by Molly Reed
Thursday, December 31st 2020
DAYTON, Ohio (WKEF/WRGT) – The local Dayton firefighter union and city leaders are at odds over keeping the station that covers the Carillon and Edgemont neighborhoods covered full-time. Dayton Fire Station 10 has been the station the city “browns out” when short-staffed since 2017. When the pandemic began this year, though, the city and local fire union made an agreement to keep at least two EMS employees there.
That agreement ended January 1. “It affects times. Times are critical if someone has a trauma or someone gets shot or stabbed or there’s a cardiac emergency. That’s what it affects,” said Kraig Robinson, president of Dayton Fire Fighters Local 136. Robinson said Station 10 has been busy this year with medic calls but Dayton Fire Chief Jeff Lykins said overall call volumes have been down during most of the pandemic and said it won’t significantly affect their response time.
“That upstaffing was due really to the unknowns, what kind of call volume are we going to have as a result of COVID,” said Lykins.
Robinson is asking city leaders to reconsider funding the two employees for Station 10 until the city has a chance to apply for the federal SAFER grant. “We opted out of a SAFER grant from last year and they band-aided it until tomorrow morning,” he said.
The city will apply for the grant in 2021. It allows the department to maintain or add extra staffing. “They give out just under 300 total awards nationally,” said Lykins.
The chief said the city didn’t apply in 2020 because the grant requires the city to give funding, too. He said that wasn’t’ fair to ask for while other departments were making cuts. The amount the city has to pay depends on how much the grant is for and the federal government’s application rules for that year, which they don’t know until it’s time to apply.
“In a normal safer grant period, the city is responsible for 25 percent of the costs of the firefighter the first year, 25 percent of the costs of the firefighter the second year, and 65 percent of the costs in the third year,” said Lykins.
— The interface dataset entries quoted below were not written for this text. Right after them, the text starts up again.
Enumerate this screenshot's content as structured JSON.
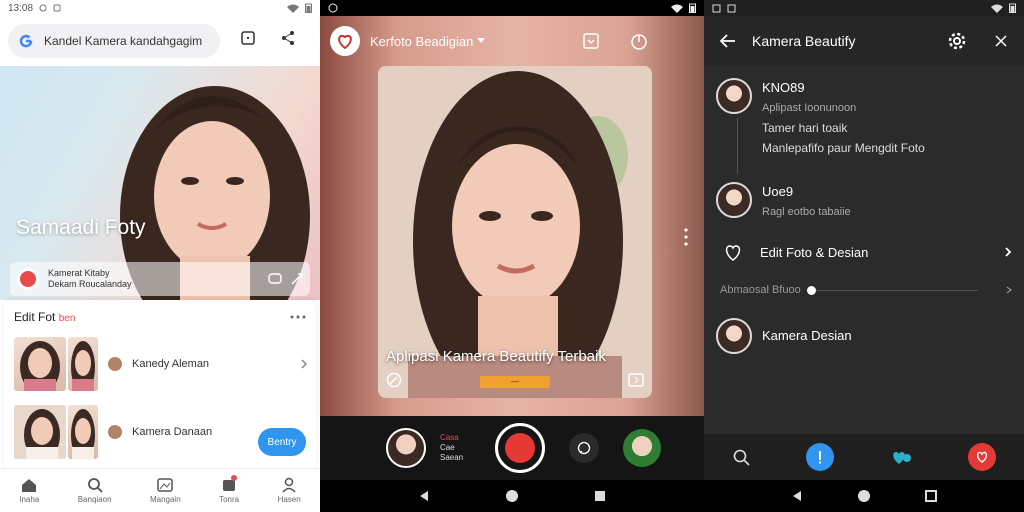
{
  "screen1": {
    "status": {
      "time": "13:08"
    },
    "search": {
      "value": "Kandel Kamera kandahgagim"
    },
    "hero": {
      "title": "Samaadi Foty",
      "card_line1": "Kamerat Kitaby",
      "card_line2": "Dekam Roucalanday"
    },
    "panel": {
      "heading": "Edit Fot",
      "heading_accent": "ben",
      "rows": [
        {
          "label": "Kanedy Aleman"
        },
        {
          "label": "Kamera Danaan"
        }
      ],
      "follow_label": "Bentry"
    },
    "nav": [
      {
        "label": "Inaha",
        "icon": "home-icon"
      },
      {
        "label": "Banqiaon",
        "icon": "search-icon"
      },
      {
        "label": "Mangain",
        "icon": "gallery-icon"
      },
      {
        "label": "Tonra",
        "icon": "notifications-icon"
      },
      {
        "label": "Hasen",
        "icon": "profile-icon"
      }
    ]
  },
  "screen2": {
    "app_title": "Kerfoto Beadigian",
    "caption": "Aplipasi Kamera Beautify Terbaik",
    "pill_text": "—",
    "cam_labels": {
      "line1": "Casa",
      "line2": "Cae",
      "line3": "Saean"
    }
  },
  "screen3": {
    "header_title": "Kamera Beautify",
    "items": [
      {
        "name": "KNO89",
        "lines": [
          "Aplipast Ioonunoon",
          "Tamer hari toaik",
          "Manlepafifo paur Mengdit Foto"
        ]
      },
      {
        "name": "Uoe9",
        "lines": [
          "Ragl eotbo tabaiie"
        ]
      }
    ],
    "edit_row": "Edit Foto & Desian",
    "slider_label": "Abmaosal Bfuoo",
    "slider_value": 0,
    "camera_design": "Kamera Desian"
  },
  "colors": {
    "accent_blue": "#2f95ee",
    "record_red": "#e53935",
    "dark_bg": "#2b2b2b"
  }
}
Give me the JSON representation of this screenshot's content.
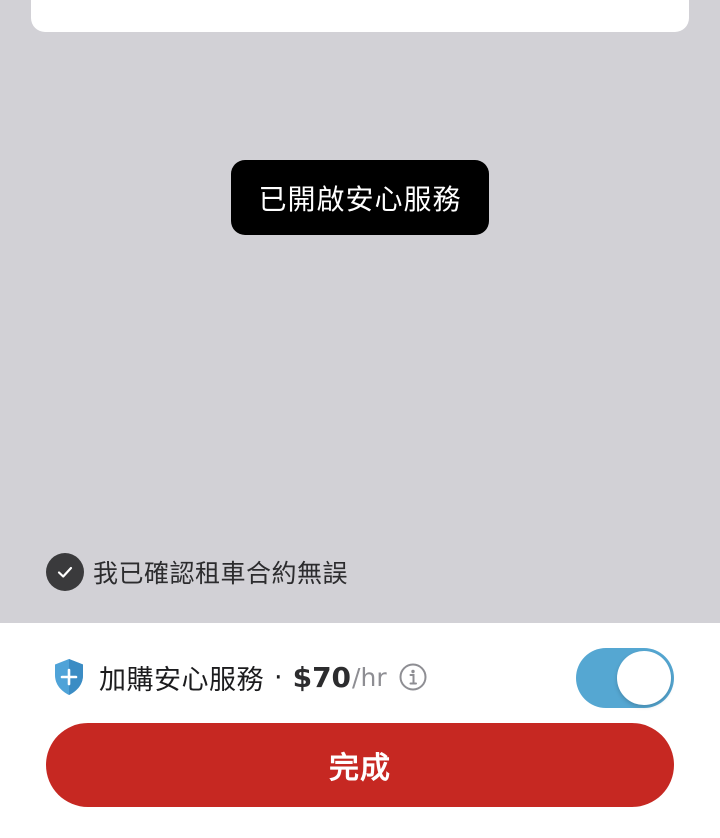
{
  "toast": {
    "message": "已開啟安心服務"
  },
  "confirm": {
    "checked": true,
    "label": "我已確認租車合約無誤",
    "icon": "check-icon"
  },
  "service": {
    "icon": "shield-plus-icon",
    "label": "加購安心服務",
    "separator": "·",
    "price": "$70",
    "unit": "/hr",
    "info_icon": "info-icon",
    "toggle_on": true,
    "toggle_color": "#55a7d2"
  },
  "actions": {
    "done_label": "完成",
    "done_color": "#c62822"
  }
}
Robinson said in the meantime, he thinks Station 10 will go back to being browned out more often than not. “It eliminates a transport unit that is very busy out of this station,” he says.